■ EXERCISE AIM ■
Set down only the lines from the one containing "What data populates" through the final line of the entries below, exactly as they stand, with no pictures.

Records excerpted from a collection
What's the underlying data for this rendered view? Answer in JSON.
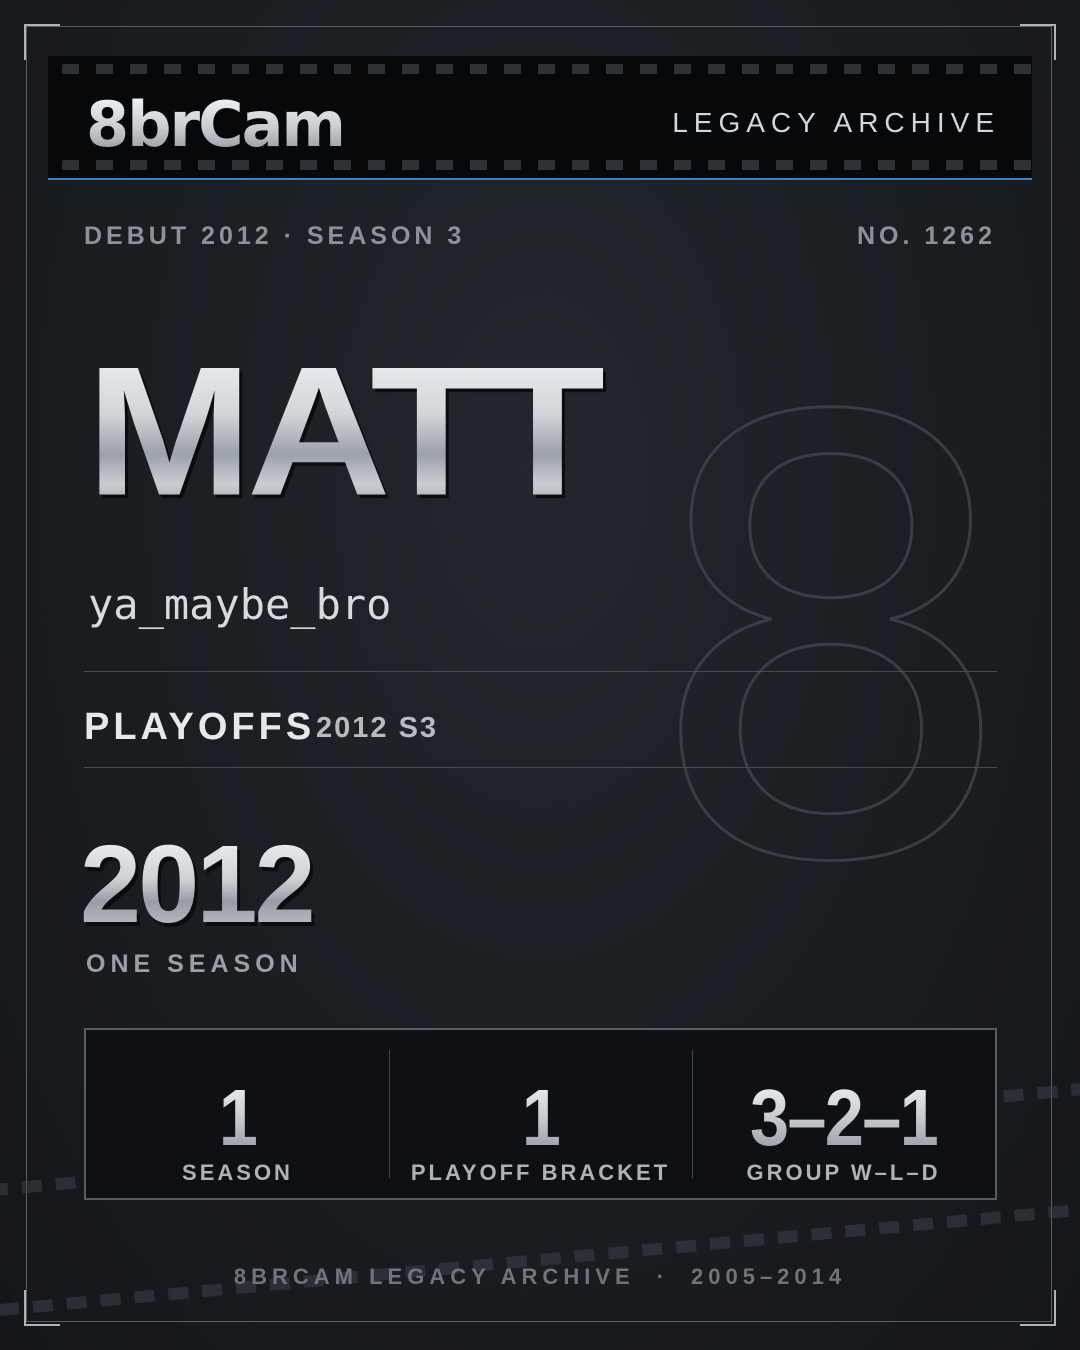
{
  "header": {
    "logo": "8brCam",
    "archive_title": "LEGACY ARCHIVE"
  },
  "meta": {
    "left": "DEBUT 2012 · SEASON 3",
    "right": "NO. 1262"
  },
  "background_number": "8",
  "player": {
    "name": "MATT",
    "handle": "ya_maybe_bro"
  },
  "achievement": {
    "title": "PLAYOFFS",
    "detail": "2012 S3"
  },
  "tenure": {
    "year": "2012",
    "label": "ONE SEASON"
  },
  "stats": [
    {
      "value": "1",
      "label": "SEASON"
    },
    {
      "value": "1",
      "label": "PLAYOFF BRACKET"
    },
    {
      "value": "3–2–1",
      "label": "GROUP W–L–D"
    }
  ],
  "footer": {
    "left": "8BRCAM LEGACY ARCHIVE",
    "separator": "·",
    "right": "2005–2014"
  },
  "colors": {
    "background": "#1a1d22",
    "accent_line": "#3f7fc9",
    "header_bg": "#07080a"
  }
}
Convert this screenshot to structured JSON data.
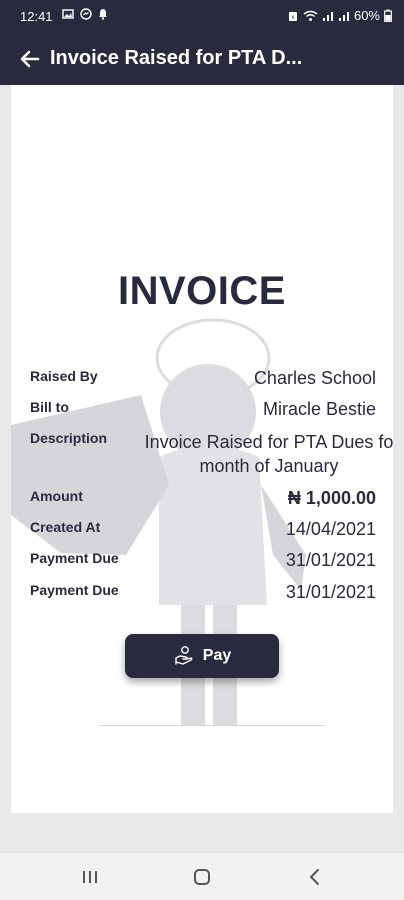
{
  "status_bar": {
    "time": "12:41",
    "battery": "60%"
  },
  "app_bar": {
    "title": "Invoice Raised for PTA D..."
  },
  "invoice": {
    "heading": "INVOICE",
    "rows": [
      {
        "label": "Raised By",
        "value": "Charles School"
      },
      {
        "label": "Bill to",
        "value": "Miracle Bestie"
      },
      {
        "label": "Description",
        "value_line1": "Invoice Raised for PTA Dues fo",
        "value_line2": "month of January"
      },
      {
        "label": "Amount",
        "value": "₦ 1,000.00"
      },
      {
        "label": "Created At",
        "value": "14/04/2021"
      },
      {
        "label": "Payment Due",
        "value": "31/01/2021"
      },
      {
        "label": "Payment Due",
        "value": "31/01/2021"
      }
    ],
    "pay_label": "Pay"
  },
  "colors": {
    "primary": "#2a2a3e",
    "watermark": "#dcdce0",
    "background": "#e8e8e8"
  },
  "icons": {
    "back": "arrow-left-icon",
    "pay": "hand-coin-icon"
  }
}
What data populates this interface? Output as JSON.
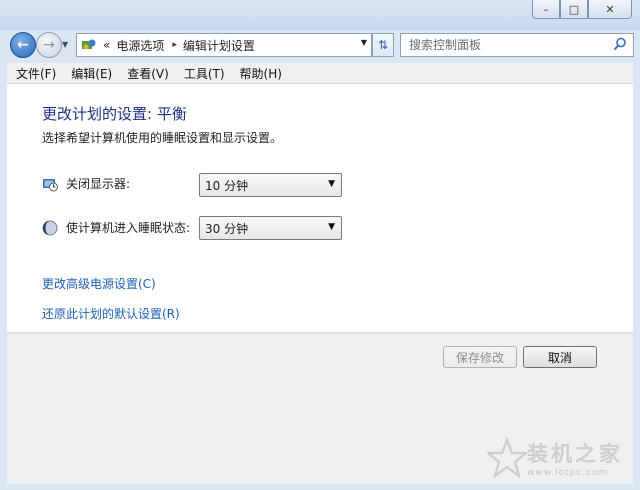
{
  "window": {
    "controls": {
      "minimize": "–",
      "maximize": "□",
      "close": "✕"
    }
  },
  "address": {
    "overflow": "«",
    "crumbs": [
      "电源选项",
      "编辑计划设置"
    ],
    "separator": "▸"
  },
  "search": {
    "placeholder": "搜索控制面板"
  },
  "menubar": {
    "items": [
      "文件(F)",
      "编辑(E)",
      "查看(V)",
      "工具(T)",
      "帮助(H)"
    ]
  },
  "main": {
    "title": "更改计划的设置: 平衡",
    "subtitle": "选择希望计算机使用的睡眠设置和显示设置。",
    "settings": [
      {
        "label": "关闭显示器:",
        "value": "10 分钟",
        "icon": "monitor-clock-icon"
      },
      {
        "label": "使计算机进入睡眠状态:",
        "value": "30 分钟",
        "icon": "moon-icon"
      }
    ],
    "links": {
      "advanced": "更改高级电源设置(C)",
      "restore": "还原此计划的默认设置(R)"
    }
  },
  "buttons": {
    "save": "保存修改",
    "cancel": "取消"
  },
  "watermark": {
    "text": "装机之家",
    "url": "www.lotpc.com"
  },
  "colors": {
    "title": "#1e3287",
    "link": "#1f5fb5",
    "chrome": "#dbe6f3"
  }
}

■ ANSWER ■
What data populates this interface? Output as JSON.
{
  "window": {
    "controls": {
      "minimize": "–",
      "maximize": "□",
      "close": "✕"
    }
  },
  "address": {
    "overflow": "«",
    "crumbs": [
      "电源选项",
      "编辑计划设置"
    ],
    "separator": "▸"
  },
  "search": {
    "placeholder": "搜索控制面板"
  },
  "menubar": {
    "items": [
      "文件(F)",
      "编辑(E)",
      "查看(V)",
      "工具(T)",
      "帮助(H)"
    ]
  },
  "main": {
    "title": "更改计划的设置: 平衡",
    "subtitle": "选择希望计算机使用的睡眠设置和显示设置。",
    "settings": [
      {
        "label": "关闭显示器:",
        "value": "10 分钟",
        "icon": "monitor-clock-icon"
      },
      {
        "label": "使计算机进入睡眠状态:",
        "value": "30 分钟",
        "icon": "moon-icon"
      }
    ],
    "links": {
      "advanced": "更改高级电源设置(C)",
      "restore": "还原此计划的默认设置(R)"
    }
  },
  "buttons": {
    "save": "保存修改",
    "cancel": "取消"
  },
  "watermark": {
    "text": "装机之家",
    "url": "www.lotpc.com"
  },
  "colors": {
    "title": "#1e3287",
    "link": "#1f5fb5",
    "chrome": "#dbe6f3"
  }
}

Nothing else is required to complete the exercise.